Last Sunday, Chipotle’s twitter account, known for having one of the most social, appeared to have fallen prey to the works of a hacker. @ChipotleTweets released a stream of tweets that appeared to be a list of commands to Siri about directions, google searches, and texts.
Later on during the week, Chipotle admitted to the public that the twitter hack was just a publicity stunt tied to their 20th anniversary campaign, “Adventurrito.” This announcement received mixed reviews from critics and fans, saying that the fake hack broke the trust of their customers. This move is not that uncommon, with MTV and BET faking account hacks for publicity only a few months ago.
There is no doubt that the fake stunt increased Chipotle’s publicity; they gained 4,000 followers in a day, as well as publicity all over news and social media sites, but is this success worth their deception?
When it comes to faking account hacks, a real one is a nightmare for community managers to imagine. But, a planned hack gives off an air of shameless self-promotion, leaving fans and followers feeling foolish. Social media has helped many brands come closer to their customers, but alienating them on these sites can destroy their long built reputation.

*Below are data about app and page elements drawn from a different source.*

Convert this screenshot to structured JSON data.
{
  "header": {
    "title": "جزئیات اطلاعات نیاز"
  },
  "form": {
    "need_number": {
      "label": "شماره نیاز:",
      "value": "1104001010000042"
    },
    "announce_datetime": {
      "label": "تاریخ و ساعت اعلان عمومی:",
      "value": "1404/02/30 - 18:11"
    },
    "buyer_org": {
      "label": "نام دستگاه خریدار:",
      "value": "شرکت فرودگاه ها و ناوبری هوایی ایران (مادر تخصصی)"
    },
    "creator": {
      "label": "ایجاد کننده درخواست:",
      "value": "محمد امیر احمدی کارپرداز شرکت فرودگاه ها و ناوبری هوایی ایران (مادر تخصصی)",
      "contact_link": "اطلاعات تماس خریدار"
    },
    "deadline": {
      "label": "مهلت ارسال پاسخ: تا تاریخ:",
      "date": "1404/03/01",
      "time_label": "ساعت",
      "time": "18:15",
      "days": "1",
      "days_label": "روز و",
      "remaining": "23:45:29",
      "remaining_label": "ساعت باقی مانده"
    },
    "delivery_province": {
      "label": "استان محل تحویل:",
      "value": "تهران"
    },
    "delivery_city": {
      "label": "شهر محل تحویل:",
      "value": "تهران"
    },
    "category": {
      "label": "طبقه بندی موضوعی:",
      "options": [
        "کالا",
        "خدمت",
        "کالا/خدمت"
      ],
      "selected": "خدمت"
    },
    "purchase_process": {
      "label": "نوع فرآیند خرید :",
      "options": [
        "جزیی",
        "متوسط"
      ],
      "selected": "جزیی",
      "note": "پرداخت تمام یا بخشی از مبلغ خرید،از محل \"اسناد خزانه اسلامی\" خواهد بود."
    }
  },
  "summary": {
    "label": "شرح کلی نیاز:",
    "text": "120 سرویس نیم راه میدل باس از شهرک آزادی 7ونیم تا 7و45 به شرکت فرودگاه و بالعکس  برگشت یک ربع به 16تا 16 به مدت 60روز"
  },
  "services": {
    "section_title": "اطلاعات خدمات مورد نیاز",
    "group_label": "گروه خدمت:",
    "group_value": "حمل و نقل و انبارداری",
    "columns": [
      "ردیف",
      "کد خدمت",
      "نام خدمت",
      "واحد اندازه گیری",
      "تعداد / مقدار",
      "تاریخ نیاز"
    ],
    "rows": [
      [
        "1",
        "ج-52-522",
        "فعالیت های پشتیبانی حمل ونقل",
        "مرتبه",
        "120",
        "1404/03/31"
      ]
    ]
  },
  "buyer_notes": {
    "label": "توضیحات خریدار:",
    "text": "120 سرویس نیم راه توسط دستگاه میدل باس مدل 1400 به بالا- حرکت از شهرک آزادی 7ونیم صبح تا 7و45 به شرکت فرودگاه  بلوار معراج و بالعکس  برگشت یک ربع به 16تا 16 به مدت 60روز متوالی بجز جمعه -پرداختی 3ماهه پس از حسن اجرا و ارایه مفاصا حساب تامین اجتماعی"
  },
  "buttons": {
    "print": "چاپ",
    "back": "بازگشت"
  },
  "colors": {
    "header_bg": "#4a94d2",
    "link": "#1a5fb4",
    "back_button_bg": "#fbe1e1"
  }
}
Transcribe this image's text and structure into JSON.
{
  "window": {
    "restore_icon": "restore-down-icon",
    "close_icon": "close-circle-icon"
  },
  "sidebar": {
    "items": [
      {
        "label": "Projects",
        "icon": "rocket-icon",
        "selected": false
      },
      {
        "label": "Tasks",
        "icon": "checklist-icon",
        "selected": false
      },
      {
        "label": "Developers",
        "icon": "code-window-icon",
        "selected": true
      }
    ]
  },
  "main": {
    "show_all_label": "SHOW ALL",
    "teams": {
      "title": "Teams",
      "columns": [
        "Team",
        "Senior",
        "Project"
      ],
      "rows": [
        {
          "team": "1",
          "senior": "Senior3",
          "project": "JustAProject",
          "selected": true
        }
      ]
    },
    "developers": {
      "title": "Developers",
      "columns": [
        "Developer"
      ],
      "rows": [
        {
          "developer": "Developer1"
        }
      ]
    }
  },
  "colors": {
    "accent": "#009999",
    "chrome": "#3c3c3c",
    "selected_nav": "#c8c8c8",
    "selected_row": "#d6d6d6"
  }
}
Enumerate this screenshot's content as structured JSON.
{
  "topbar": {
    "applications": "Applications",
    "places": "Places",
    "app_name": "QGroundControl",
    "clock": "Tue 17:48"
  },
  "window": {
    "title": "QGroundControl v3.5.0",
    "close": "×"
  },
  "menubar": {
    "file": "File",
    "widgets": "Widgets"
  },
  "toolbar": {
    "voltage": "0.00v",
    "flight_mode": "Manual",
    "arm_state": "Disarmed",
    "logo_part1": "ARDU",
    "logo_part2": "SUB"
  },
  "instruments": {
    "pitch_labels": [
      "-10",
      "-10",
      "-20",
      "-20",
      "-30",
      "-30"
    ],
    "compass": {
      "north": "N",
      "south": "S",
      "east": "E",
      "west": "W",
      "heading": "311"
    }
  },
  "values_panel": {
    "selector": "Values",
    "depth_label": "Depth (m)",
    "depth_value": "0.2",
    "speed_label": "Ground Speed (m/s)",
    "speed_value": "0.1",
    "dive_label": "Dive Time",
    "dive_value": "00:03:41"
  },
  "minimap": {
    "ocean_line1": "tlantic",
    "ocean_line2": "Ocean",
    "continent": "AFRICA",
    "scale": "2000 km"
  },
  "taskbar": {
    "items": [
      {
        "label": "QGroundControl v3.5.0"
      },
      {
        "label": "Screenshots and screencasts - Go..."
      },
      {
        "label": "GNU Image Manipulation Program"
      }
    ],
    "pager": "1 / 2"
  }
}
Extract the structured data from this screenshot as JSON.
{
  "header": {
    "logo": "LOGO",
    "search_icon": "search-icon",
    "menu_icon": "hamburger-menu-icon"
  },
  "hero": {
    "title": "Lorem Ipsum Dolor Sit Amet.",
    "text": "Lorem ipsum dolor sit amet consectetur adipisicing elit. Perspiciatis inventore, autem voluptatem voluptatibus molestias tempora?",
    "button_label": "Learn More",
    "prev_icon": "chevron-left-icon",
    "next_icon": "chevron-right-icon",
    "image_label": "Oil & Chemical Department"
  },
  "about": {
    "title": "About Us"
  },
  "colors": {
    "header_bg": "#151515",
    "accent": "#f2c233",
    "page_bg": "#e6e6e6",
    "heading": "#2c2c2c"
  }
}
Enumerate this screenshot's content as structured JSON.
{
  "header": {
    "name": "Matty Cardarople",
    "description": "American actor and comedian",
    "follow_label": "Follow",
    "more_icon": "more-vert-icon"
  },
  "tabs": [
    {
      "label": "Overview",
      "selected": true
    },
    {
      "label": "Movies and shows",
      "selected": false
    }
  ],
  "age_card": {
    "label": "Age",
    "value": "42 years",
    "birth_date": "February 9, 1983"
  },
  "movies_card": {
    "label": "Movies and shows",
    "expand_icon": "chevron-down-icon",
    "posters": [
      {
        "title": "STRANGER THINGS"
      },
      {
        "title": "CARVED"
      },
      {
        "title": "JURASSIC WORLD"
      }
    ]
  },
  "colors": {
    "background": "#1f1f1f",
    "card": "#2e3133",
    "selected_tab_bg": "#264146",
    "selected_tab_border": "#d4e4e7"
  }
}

Chipotle was able to shy away from alienation and deception by giving their hack an underlying purpose; Adventurrito clues. The puzzle of the day that Sunday was about the ingredients in Chipotle’s guacamole, so some of the tweets that appeared to be Google searches and texts were actually hints on the puzzle. Chipotle has been hiding clues for their Adventurrito puzzles across all media, so the purpose of the hack was to follow along with these other hidden clues.
Instead of harmful tweets that might look even worse on the brand, Chipotle made sure their tweets were planned well, shying far away from anything hateful or controversial.
Planned social media hacks can appear to be bottom of the barrel self-promotion, but if executed with a deeper plan, such as clues for a contest, Chipotle is helping their customers, along with themselves.
Was Chipotle’s fake Twitter hack a terrible misstep in their otherwise untainted social media reputation? Or was it a creative reinforcement to their Adventurrito campaign? Share your thoughts with us in the comment section below, and on our Twitter and Facebook!